You should always give detailed answers to the questions asked by the interviewer. They will judge your knowledge base and communication skills according to your responses. So, try explaining each detail of the question thoroughly so that they can understand it better and make the right decision about your skill set.

5. How should I start preparing for the interview?

The first thing to do before you go for a Laravel developer interview is to find out about the company. You must know what the company does, who their clients are, and what kind of problems they solve. This will help you understand where your skills fit in with the company’s needs.
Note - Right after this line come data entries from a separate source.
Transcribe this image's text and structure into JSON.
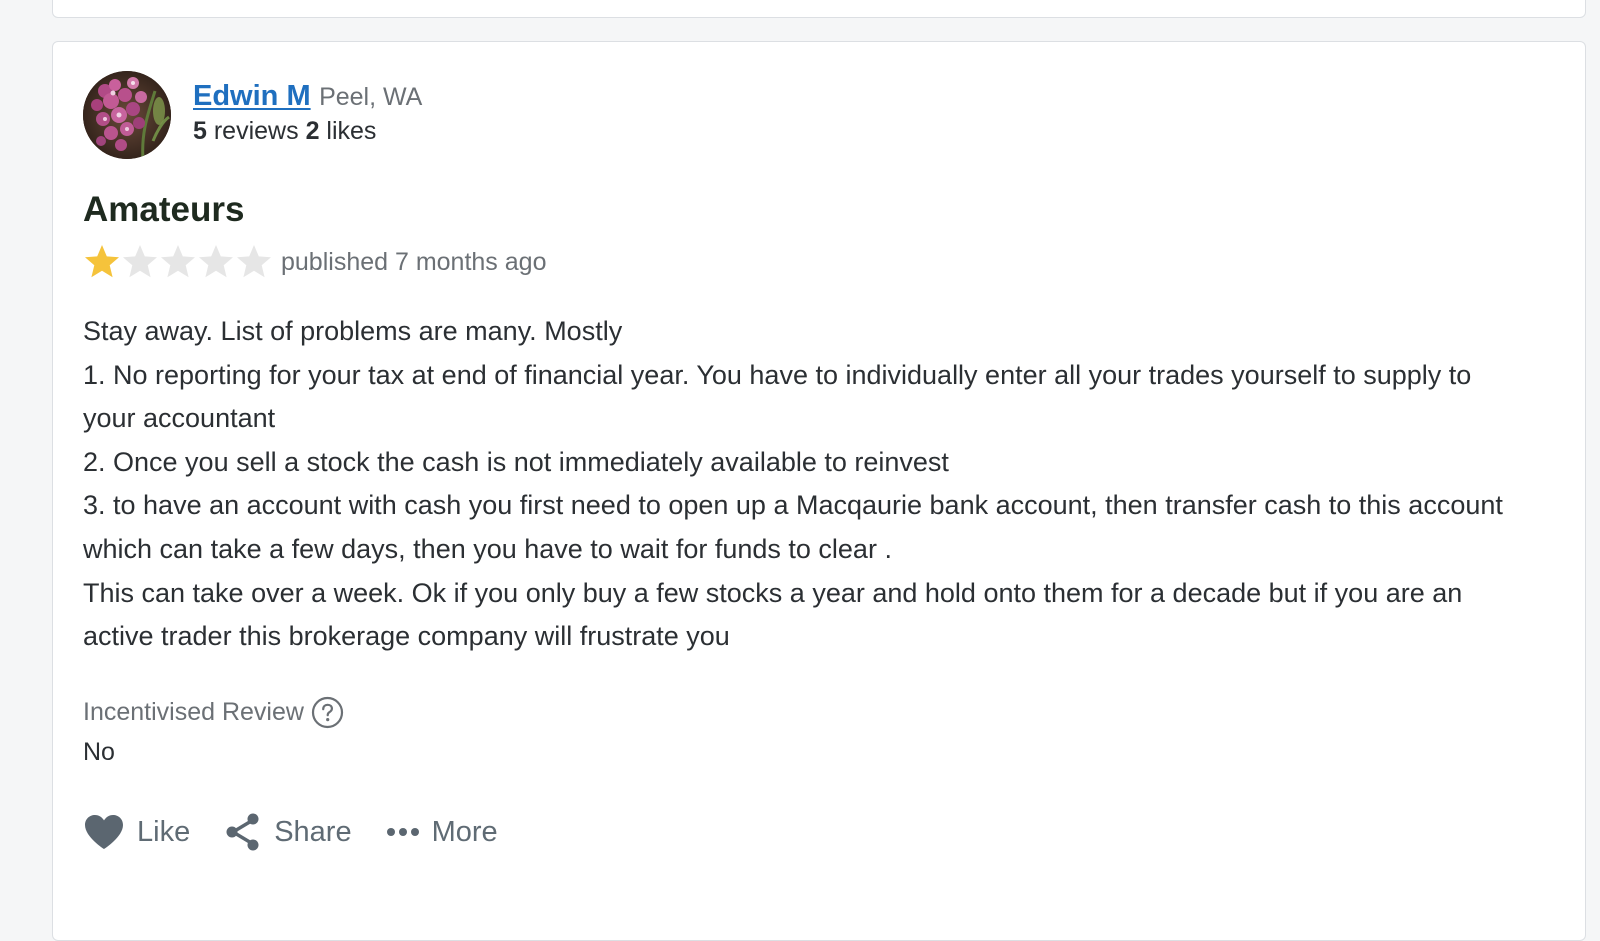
{
  "user": {
    "name": "Edwin M",
    "location": "Peel, WA",
    "reviews_count": "5",
    "reviews_label": "reviews",
    "likes_count": "2",
    "likes_label": "likes"
  },
  "review": {
    "title": "Amateurs",
    "rating": 1,
    "rating_max": 5,
    "published": "published 7 months ago",
    "body": [
      "Stay away. List of problems are many. Mostly",
      "1. No reporting for your tax at end of financial year. You have to individually enter all your trades yourself to supply to your accountant",
      "2. Once you sell a stock the cash is not immediately available to reinvest",
      "3. to have an account with cash you first need to open up a Macqaurie bank account, then transfer cash to this account which can take a few days, then you have to wait for funds to clear .",
      "This can take over a week. Ok if you only buy a few stocks a year and hold onto them for a decade but if you are an active trader this brokerage company will frustrate you"
    ],
    "incentivised_label": "Incentivised Review",
    "incentivised_value": "No"
  },
  "actions": {
    "like": "Like",
    "share": "Share",
    "more": "More"
  },
  "colors": {
    "star_filled": "#f5c33b",
    "star_empty": "#e6e6e6",
    "link": "#1f6fbf",
    "muted": "#6b7075"
  }
}
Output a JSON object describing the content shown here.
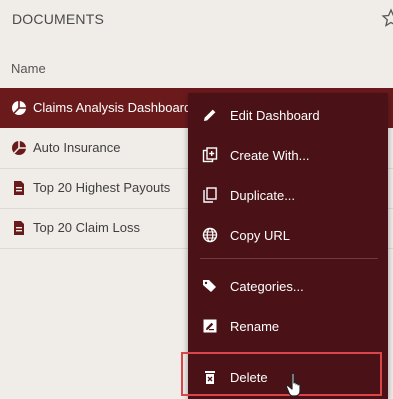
{
  "header": {
    "title": "DOCUMENTS"
  },
  "list": {
    "column_header": "Name",
    "rows": [
      {
        "label": "Claims Analysis Dashboard",
        "icon": "pie-chart-icon"
      },
      {
        "label": "Auto Insurance",
        "icon": "pie-chart-icon"
      },
      {
        "label": "Top 20 Highest Payouts",
        "icon": "document-icon"
      },
      {
        "label": "Top 20 Claim Loss",
        "icon": "document-icon"
      }
    ]
  },
  "menu": {
    "items": [
      {
        "label": "Edit Dashboard",
        "icon": "pencil-icon"
      },
      {
        "label": "Create With...",
        "icon": "create-with-icon"
      },
      {
        "label": "Duplicate...",
        "icon": "duplicate-icon"
      },
      {
        "label": "Copy URL",
        "icon": "globe-icon"
      },
      {
        "label": "Categories...",
        "icon": "tags-icon"
      },
      {
        "label": "Rename",
        "icon": "rename-icon"
      },
      {
        "label": "Delete",
        "icon": "trash-icon"
      }
    ]
  },
  "colors": {
    "selected_row": "#6b1a1c",
    "menu_background": "#4a1216",
    "highlight_border": "#d94548",
    "page_background": "#f0ede9"
  }
}
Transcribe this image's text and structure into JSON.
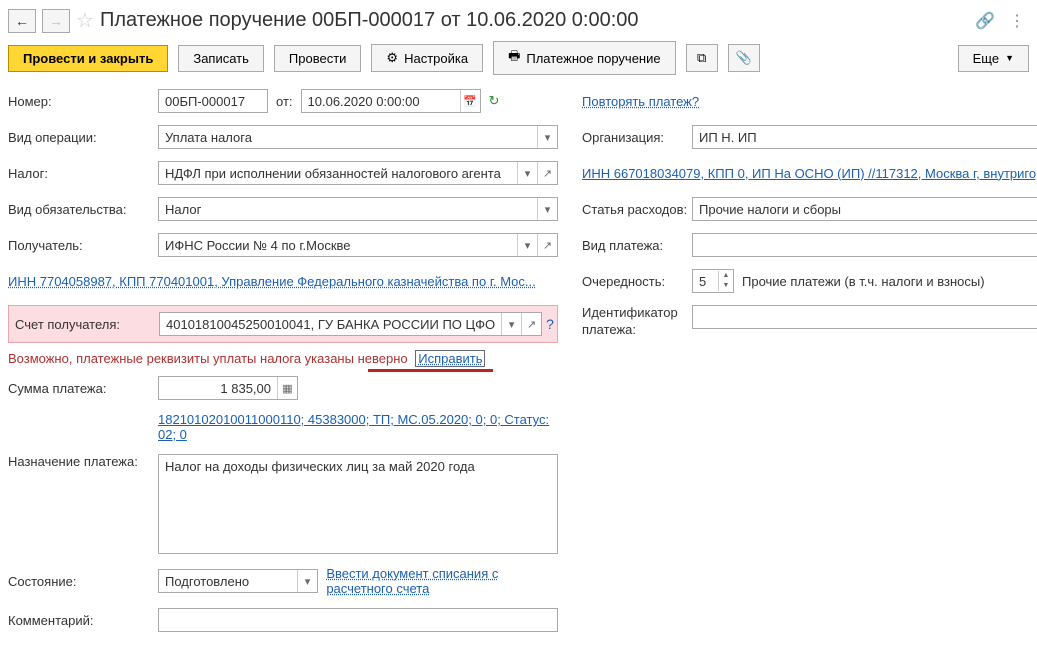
{
  "header": {
    "title": "Платежное поручение 00БП-000017 от 10.06.2020 0:00:00"
  },
  "toolbar": {
    "post_close": "Провести и закрыть",
    "save": "Записать",
    "post": "Провести",
    "settings": "Настройка",
    "print": "Платежное поручение",
    "more": "Еще"
  },
  "left": {
    "number_lbl": "Номер:",
    "number_val": "00БП-000017",
    "from_lbl": "от:",
    "date_val": "10.06.2020  0:00:00",
    "optype_lbl": "Вид операции:",
    "optype_val": "Уплата налога",
    "tax_lbl": "Налог:",
    "tax_val": "НДФЛ при исполнении обязанностей налогового агента",
    "obligation_lbl": "Вид обязательства:",
    "obligation_val": "Налог",
    "recipient_lbl": "Получатель:",
    "recipient_val": "ИФНС России № 4 по г.Москве",
    "recipient_link": "ИНН 7704058987, КПП 770401001, Управление Федерального казначейства по г. Мос...",
    "account_lbl": "Счет получателя:",
    "account_val": "40101810045250010041, ГУ БАНКА РОССИИ ПО ЦФО",
    "warn_text": "Возможно, платежные реквизиты уплаты налога указаны неверно",
    "fix_link": "Исправить",
    "amount_lbl": "Сумма платежа:",
    "amount_val": "1 835,00",
    "kbk_link": "18210102010011000110; 45383000; ТП; МС.05.2020; 0; 0; Статус: 02; 0",
    "purpose_lbl": "Назначение платежа:",
    "purpose_val": "Налог на доходы физических лиц за май 2020 года",
    "state_lbl": "Состояние:",
    "state_val": "Подготовлено",
    "state_link": "Ввести документ списания с расчетного счета",
    "comment_lbl": "Комментарий:",
    "comment_val": ""
  },
  "right": {
    "repeat_link": "Повторять платеж?",
    "org_lbl": "Организация:",
    "org_val": "ИП Н. ИП",
    "org_link": "ИНН 667018034079, КПП 0, ИП На ОСНО (ИП) //117312, Москва г, внутригоро",
    "expense_lbl": "Статья расходов:",
    "expense_val": "Прочие налоги и сборы",
    "paytype_lbl": "Вид платежа:",
    "paytype_val": "",
    "priority_lbl": "Очередность:",
    "priority_val": "5",
    "priority_txt": "Прочие платежи (в т.ч. налоги и взносы)",
    "ident_lbl": "Идентификатор платежа:",
    "ident_val": ""
  }
}
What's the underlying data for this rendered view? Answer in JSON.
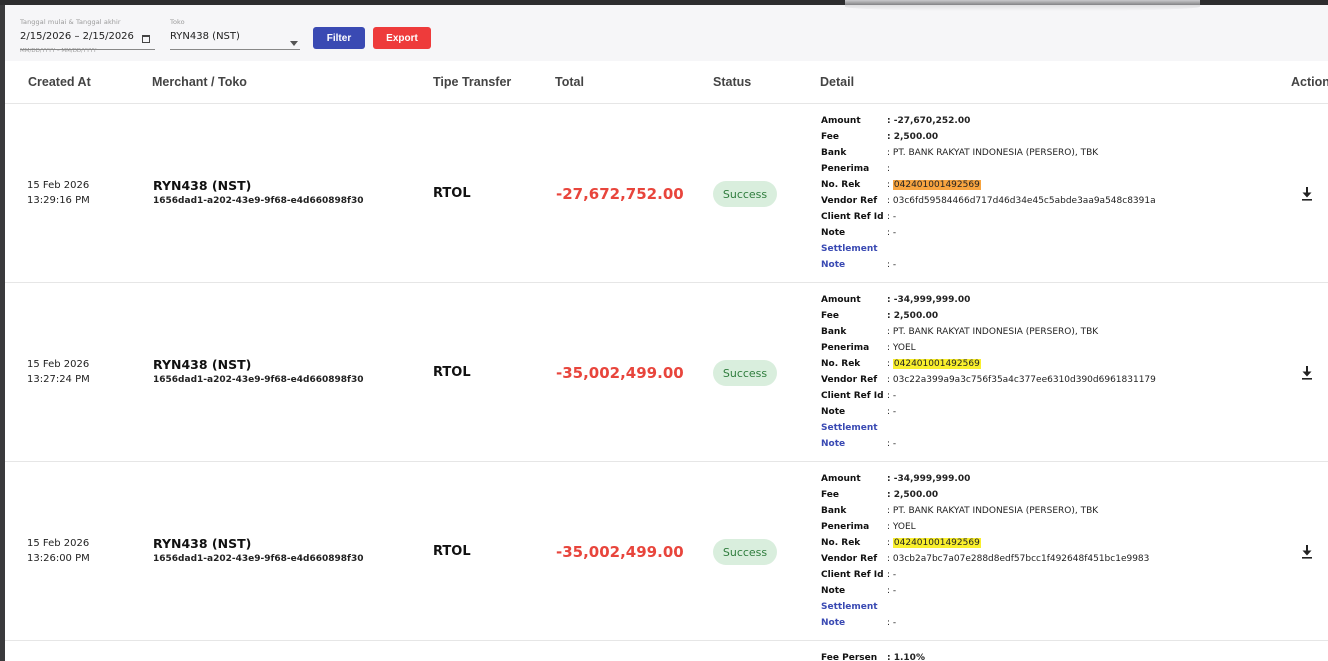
{
  "filters": {
    "date_label": "Tanggal mulai & Tanggal akhir",
    "date_value": "2/15/2026 – 2/15/2026",
    "date_helper": "MM/DD/YYYY – MM/DD/YYYY",
    "toko_label": "Toko",
    "toko_value": "RYN438 (NST)",
    "filter_label": "Filter",
    "export_label": "Export"
  },
  "columns": {
    "created_at": "Created At",
    "merchant": "Merchant / Toko",
    "tipe": "Tipe Transfer",
    "total": "Total",
    "status": "Status",
    "detail": "Detail",
    "action": "Action"
  },
  "detail_keys": {
    "amount": "Amount",
    "fee": "Fee",
    "bank": "Bank",
    "penerima": "Penerima",
    "no_rek": "No. Rek",
    "vendor_ref": "Vendor Ref",
    "client_ref": "Client Ref Id",
    "note": "Note",
    "settlement": "Settlement",
    "settlement_note": "Note",
    "fee_persen": "Fee Persen"
  },
  "rows": [
    {
      "date": "15 Feb 2026",
      "time": "13:29:16 PM",
      "merchant": "RYN438 (NST)",
      "merchant_id": "1656dad1-a202-43e9-9f68-e4d660898f30",
      "tipe": "RTOL",
      "total": "-27,672,752.00",
      "status": "Success",
      "amount": ": -27,670,252.00",
      "fee": ": 2,500.00",
      "bank": ": PT. BANK RAKYAT INDONESIA (PERSERO), TBK",
      "penerima": ":",
      "no_rek": "042401001492569",
      "vendor_ref": ": 03c6fd59584466d717d46d34e45c5abde3aa9a548c8391a",
      "client_ref": ": -",
      "note": ": -",
      "settlement_note": ": -"
    },
    {
      "date": "15 Feb 2026",
      "time": "13:27:24 PM",
      "merchant": "RYN438 (NST)",
      "merchant_id": "1656dad1-a202-43e9-9f68-e4d660898f30",
      "tipe": "RTOL",
      "total": "-35,002,499.00",
      "status": "Success",
      "amount": ": -34,999,999.00",
      "fee": ": 2,500.00",
      "bank": ": PT. BANK RAKYAT INDONESIA (PERSERO), TBK",
      "penerima": ": YOEL",
      "no_rek": "042401001492569",
      "vendor_ref": ": 03c22a399a9a3c756f35a4c377ee6310d390d6961831179",
      "client_ref": ": -",
      "note": ": -",
      "settlement_note": ": -"
    },
    {
      "date": "15 Feb 2026",
      "time": "13:26:00 PM",
      "merchant": "RYN438 (NST)",
      "merchant_id": "1656dad1-a202-43e9-9f68-e4d660898f30",
      "tipe": "RTOL",
      "total": "-35,002,499.00",
      "status": "Success",
      "amount": ": -34,999,999.00",
      "fee": ": 2,500.00",
      "bank": ": PT. BANK RAKYAT INDONESIA (PERSERO), TBK",
      "penerima": ": YOEL",
      "no_rek": "042401001492569",
      "vendor_ref": ": 03cb2a7bc7a07e288d8edf57bcc1f492648f451bc1e9983",
      "client_ref": ": -",
      "note": ": -",
      "settlement_note": ": -"
    }
  ],
  "partial_row": {
    "fee_persen": ": 1.10%"
  },
  "colors": {
    "primary": "#3a4ab3",
    "danger": "#ee3b3b",
    "total_negative": "#e8453c",
    "success_bg": "#d9eedd",
    "success_text": "#2f7d3d",
    "highlight_orange": "#f7a440",
    "highlight_yellow": "#f9ef2d"
  },
  "icons": {
    "calendar": "calendar-icon",
    "dropdown": "chevron-down-icon",
    "download": "download-icon"
  }
}
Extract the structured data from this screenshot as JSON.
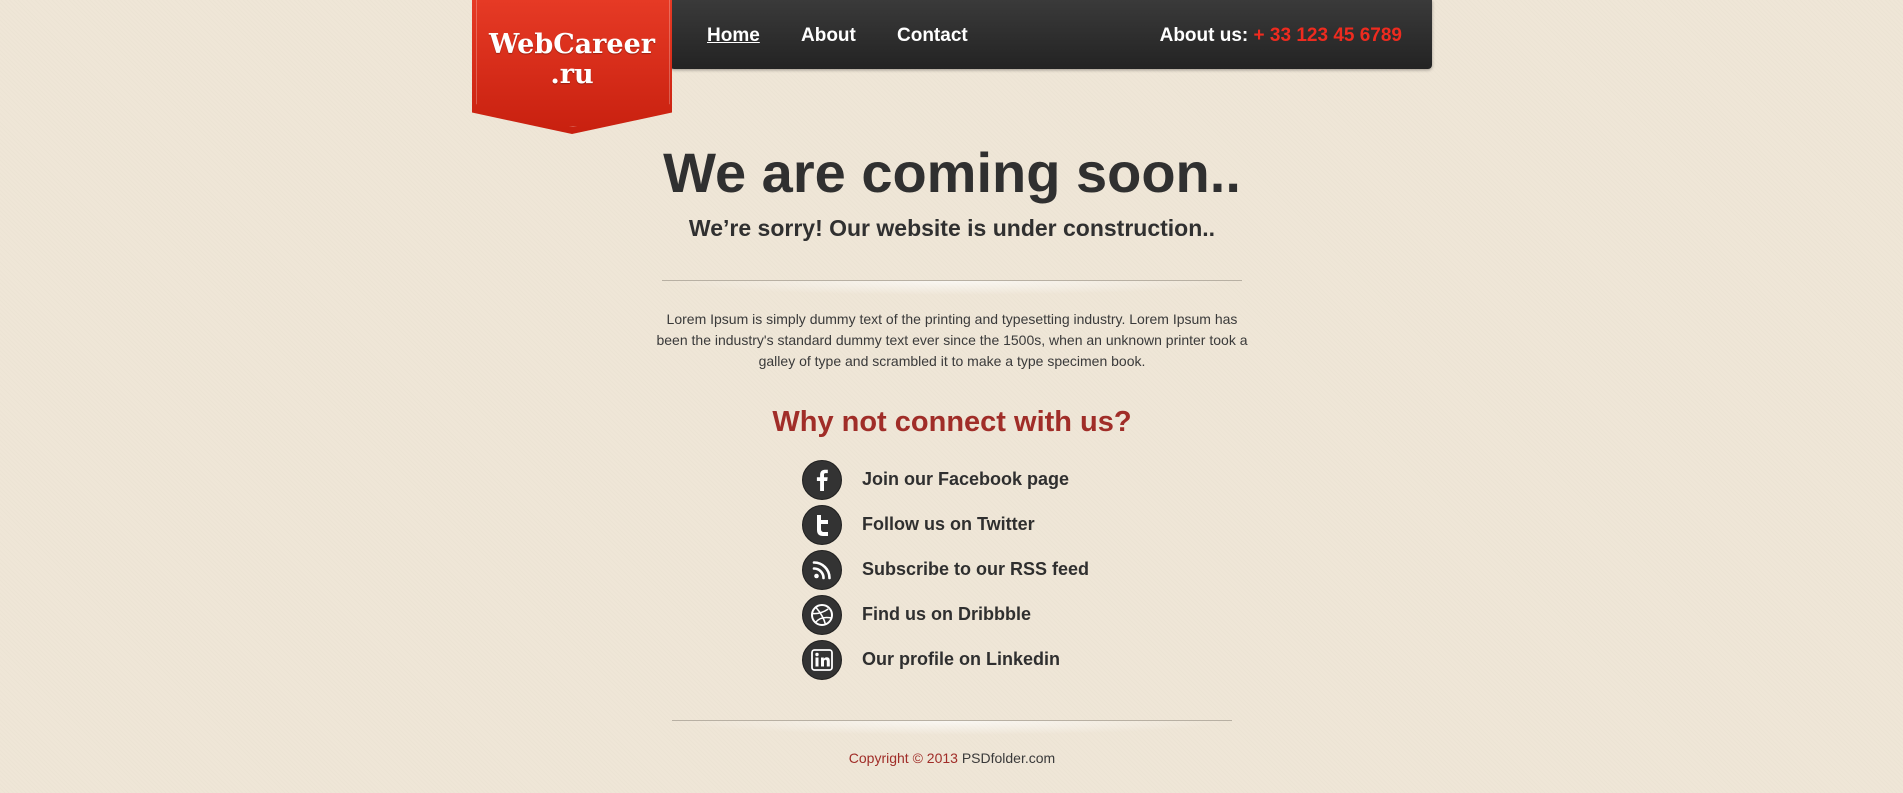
{
  "logo": {
    "line1": "WebCareer",
    "line2": ".ru"
  },
  "nav": {
    "items": [
      {
        "label": "Home",
        "active": true
      },
      {
        "label": "About",
        "active": false
      },
      {
        "label": "Contact",
        "active": false
      }
    ],
    "contact_label": "About us:",
    "phone": "+ 33 123 45 6789"
  },
  "main": {
    "headline": "We are coming soon..",
    "subheadline": "We’re sorry! Our website is under construction..",
    "intro": "Lorem Ipsum is simply dummy text of the printing and typesetting industry. Lorem Ipsum has been the industry's standard dummy text ever since the 1500s, when an unknown printer took a galley of type and scrambled it to make a type specimen book.",
    "connect_title": "Why not connect with us?"
  },
  "social": [
    {
      "label": "Join our Facebook page",
      "icon": "facebook-icon"
    },
    {
      "label": "Follow us on Twitter",
      "icon": "twitter-icon"
    },
    {
      "label": "Subscribe to our RSS feed",
      "icon": "rss-icon"
    },
    {
      "label": "Find us on Dribbble",
      "icon": "dribbble-icon"
    },
    {
      "label": "Our profile on Linkedin",
      "icon": "linkedin-icon"
    }
  ],
  "footer": {
    "copyright": "Copyright © 2013",
    "site": "PSDfolder.com"
  },
  "colors": {
    "background": "#efe6d7",
    "navbar": "#2a2a2a",
    "logo_red": "#d92b17",
    "accent_red": "#a02d28",
    "phone_red": "#ee2b1f",
    "text_dark": "#2f2f2f"
  }
}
You can also ask some questions about the company, like how many developers they have and how long they’ve been around. These questions will give you an idea of how much responsibility you’d have at the company and whether or not they’re well-established in their field.

Once you’ve learned a little bit about the company and its goals, it’s time to focus on getting prepared for your interview!

6. How can I impress the interviewer?

1. Read up on the Laravel framework! This is the best way to impress your interviewer because it shows that you’ve done your research and are serious about wanting to work for them. It also shows that you know what you’re getting into.

2. Show an interest in learning new things but also a familiarity with the language/framework. If you’ve been using Laravel for years, don’t feel like you need to explain everything about it—but do make sure that your interviewer knows that you aren’t just applying because of its popularity or because it’s what everyone else uses (unless those things are true).

3. Show confidence in yourself and your skill set! You may have less experience than other candidates, but if they’ve made it far enough in the hiring process, then they must have seen something they liked in your application or resume—so own those skills and tell them how great they are!

7. What are three tips that can help me to pass the Laravel Interview?

1. Think of your answers as a story.

When you talk about your experience with Laravel, don’t just throw out facts like you’re reading a list of ingredients. Instead, think about how those facts fit together to create a story about how you use the framework in your work and what that means for your potential employer.

2. Use examples from real-world projects to help tell the story.

It’s not enough to say that you use Laravel; if an interviewer asks for an example, it’s helpful if you can give them one! That way, they can see how well you’ve incorporated Laravel into the workflow of your project—it’s more than just knowing how the framework works on its own.

3. Don’t be afraid to ask questions! 

If you’re working on a project that is particularly complicated, or if there’s something you don’t understand, ask your interviewer for help. They’re there to help you succeed—they’ll be happy to answer any questions you have.

8. How can I prove a valuable addition to the team in a Laravel interview?

To prove value addition, you can:

– Explain that you’re a fast learner who learns new technologies quickly.

– Demonstrate your ability to work with others by showing how you’ve collaborated on projects, even if they weren’t in Laravel.

– Describe how you’ve used the skills from previous jobs to contribute to the team’s success.

9. How to beat nervousness during a Laravel interview?

If you’re looking to beat nervousness during a Laravel interview, there are a few things you can do.

First, try to relax. If you’re feeling anxious and tense, it’s going to show in your body language and tone of voice. You want to appear confident, not anxious!

Next, make sure you know the answers to the questions that might be asked of you. It’s one thing to memorize them word-for-word; it’s another thing entirely when the interviewer asks you a question that requires more than just a recitation of facts. Answering with confidence will help put your nerves at ease.

Finally, remember that if your interviewer asks about something that isn’t on the job description or in any other documents they’ve given you (like an applicant guide), they might just be trying to throw you off balance! So don’t panic—just smile and say, “I’m glad we could get that cleared up.”

Bijin Azeez March 7, 2022